Sitting on the couch, mindlessly watching TV, trying to forget about all the assignments piling up during my first week of school … who knew that inspiration would strike in this most unlikely of places? Eyes glazed over, mind numb, I glanced at the television and immediately saw the most mouth-watering dish I had seen in a long while. Now keep in mind, I’m most definitely a tart kind of gal — I’ve been known to brush cakes and even the occasional pie aside to try a particularly delicious-looking fruit tart. Despite this, I have never tried a savory tart … So, I was a bit skeptical when the hostess on the Food Network channel I was watching deemed the melty, flaky, steamy slice in front of her a spinach-olive tart. 

That skepticism, though, didn’t stop me from mentally bookmarking the meal to try later. I made a few adjustments to the recipes I found online for Greek tarta spanaki, opting to use pastry sheets rather than the traditional phyllo dough, adding in some Kalamata olives for an extra kick  and mirroring the approach for spanakopita instead (closed rather than open-faced). The result? One of the best tarts — sweet or savory — that I’ve ever baked!

Bethany Clements / Daily Nexus

Spinach-Olive Spanakopita

(Adapted from “Tarta Spanaki”)

This recipe is meant to serve 6 (but can definitely last for longer if served alongside other courses/sides!)

Prep time: ~ 20 minutes

Cook time: 45 minutes

Total time: ~ 65 minutes 


  • 2 tablespoons extra-virgin olive oil
  • 2 cups of green onion (could be alternated with leeks)
  • 1 medium-sized onion (chopped)
  • 2 sticks of celery (chopped) (optional)
  • 2 garlic cloves (chopped)
  • 2 lbs fresh spinach, trimmed and chopped
  • ½ cup Kalamata olives (chopped)
  • Salt and pepper
  • 1 lb fresh ricotta cheese
  • 3 large eggs
  • 2 sheets of puff pastry (You can also opt to use one, if you want to try an open-faced tart)
  • Flour as needed
  • A pinch of chives (chopped)


  1. Preheat the oven to 375 degrees Fahrenheit.
  2. Heat the olive oil in a large frying pan over medium heat.
  3. Chop green onions, onions and celery, and add them to the olive oil. Sauté for about five minutes, stirring occasionally until vegetables are wilted.
  4. Stir in the garlic.

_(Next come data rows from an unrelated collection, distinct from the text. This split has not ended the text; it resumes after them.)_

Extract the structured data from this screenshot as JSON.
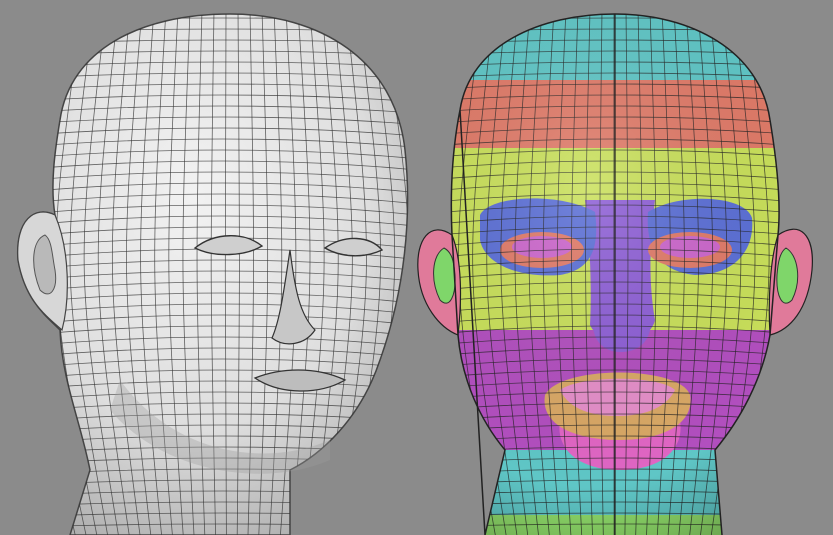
{
  "scene": {
    "background": "#8b8b8b",
    "left_head": {
      "style": "grey-wireframe",
      "base_color": "#e6e6e6",
      "shade_color": "#bdbdbd",
      "line_color": "#333333"
    },
    "right_head": {
      "style": "color-zoned-topology",
      "line_color": "#222222",
      "zone_colors": {
        "scalp": "#5fc6c6",
        "crown": "#e07a68",
        "forehead": "#c9e05a",
        "eye_ring": "#5b6fd6",
        "eye_inner": "#e07a68",
        "eyelid": "#cc66cc",
        "nose_mask": "#8e5fd6",
        "cheeks": "#c9e05a",
        "mid_band": "#b24fbf",
        "mouth_ring": "#d9a866",
        "lips": "#e58fc9",
        "chin": "#e066c4",
        "jaw": "#b24fbf",
        "neck": "#5fc6c6",
        "neck_low": "#8fdc6a",
        "ear_outer": "#e07a9a",
        "ear_inner": "#7fd66a"
      }
    }
  }
}
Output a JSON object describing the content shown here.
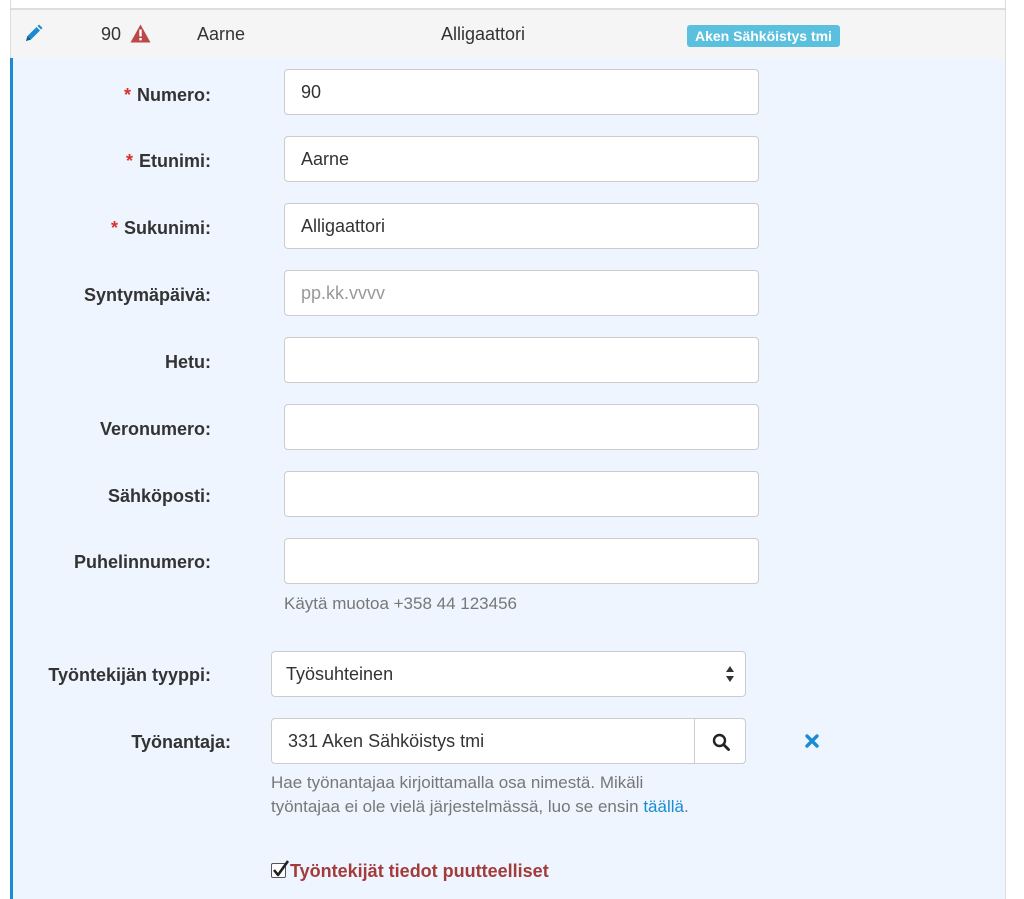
{
  "summary": {
    "number": "90",
    "first_name": "Aarne",
    "last_name": "Alligaattori",
    "employer_badge": "Aken Sähköistys tmi"
  },
  "form": {
    "number": {
      "label": "Numero:",
      "value": "90",
      "required": true
    },
    "first_name": {
      "label": "Etunimi:",
      "value": "Aarne",
      "required": true
    },
    "last_name": {
      "label": "Sukunimi:",
      "value": "Alligaattori",
      "required": true
    },
    "birth_date": {
      "label": "Syntymäpäivä:",
      "value": "",
      "placeholder": "pp.kk.vvvv"
    },
    "ssn": {
      "label": "Hetu:",
      "value": ""
    },
    "tax_number": {
      "label": "Veronumero:",
      "value": ""
    },
    "email": {
      "label": "Sähköposti:",
      "value": ""
    },
    "phone": {
      "label": "Puhelinnumero:",
      "value": "",
      "help": "Käytä muotoa +358 44 123456"
    },
    "employee_type": {
      "label": "Työntekijän tyyppi:",
      "selected": "Työsuhteinen"
    },
    "employer": {
      "label": "Työnantaja:",
      "value": "331 Aken Sähköistys tmi",
      "help_prefix": "Hae työnantajaa kirjoittamalla osa nimestä. Mikäli",
      "help_middle": "työntajaa ei ole vielä järjestelmässä, luo se ensin",
      "help_link": "täällä",
      "help_suffix": "."
    },
    "incomplete_checkbox": {
      "label": "Työntekijät tiedot puutteelliset",
      "checked": true
    }
  },
  "required_mark": "*",
  "colors": {
    "accent": "#1b8cd1",
    "badge": "#5bc0de",
    "warning": "#b94a48",
    "required": "#d9302b",
    "panel_bg": "#eef5fe"
  },
  "icons": {
    "edit": "pencil-icon",
    "warning": "warning-triangle-icon",
    "search": "search-icon",
    "clear": "close-icon",
    "select": "select-arrows-icon",
    "checkbox": "checkmark-icon"
  }
}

Continue to sauté for around one minute.
  5. Steam fresh spinach in a steamer basket until wilted — about eight minutes — and add it to the green onion mixture.
  6. Place the mixture in a colander and press with the back of a large spoon/spatula until liquid drains out. Transfer to a bowl.
  7. In a separate bowl, whisk together the two eggs and stir in the ricotta cheese until combined.
  8. Slowly add the ricotta mixture to the bowl with the spinach-and-green onion mixture, stirring well. Season to taste.
  9. Unwrap the puff pastry sheet onto a clean, lightly floured surface. Use a rolling pin to roll it open a little, so that it is larger than the circumference of the tart pan you are using.
  10. Cover the tart pan with parchment paper and transfer the dough into the tart pan.
  11. Fill the tart with the spinach mixture, then roll the excess puff pastry dough around the circumference of the pan to form a rim.
  12. Because some members of my family don’t like olives, I added the chopped olives on half of the dish at this point. Alternatively, you can mix the olives in with the cheese-and-egg mixture if you’d like them in the filling.
  13. Roll the other sheet of puff pastry just as you did with the first one and use it as a top layer of crust for your dish (optional, you can also leave it open-faced for more of a tart-like appearance). Bunch in the excess dough to create a rim of crust around the pie dish. (To designate the half of the dish that had olives, I put more chopped olives on the top of that half of the crust as well.)
  14. In a small bowl, whisk the white of the remaining egg and brush the top layer of crust (or the uncovered part of the filling).
  15. Bake for about 45 minutes, until the dough is set and golden. 
  16. Remove the tart from the oven and let it sit for 10 minutes before serving. Garnish with chopped chives and enjoy!

Bethany Clements / Daily Nexus

While I ended up with more of a traditional spinach pie, I’m sure that leaving the dish as an open-faced tart would be just as delicious. The filling, too, can be altered to your liking — I added celery, sprinkled chives on top and limited the olives to half the dish due to my family’s preferences. (Make sure to share your own twists on Instagram by tagging @ucsbonthemenu!) 

Eat a slice of your tart on its own, grab it for a quick snack  or serve it alongside other traditional Greek dishes for a meal laced with vivid flavors. I know I personally will be snatching leftovers for lunch this whole week! Whenever and wherever you choose to sneak a bite of your spinach-olive spanakopita, there’s no doubt that its buttery, flaky crust and rich, savory filling will leave you entranced after just a single bite.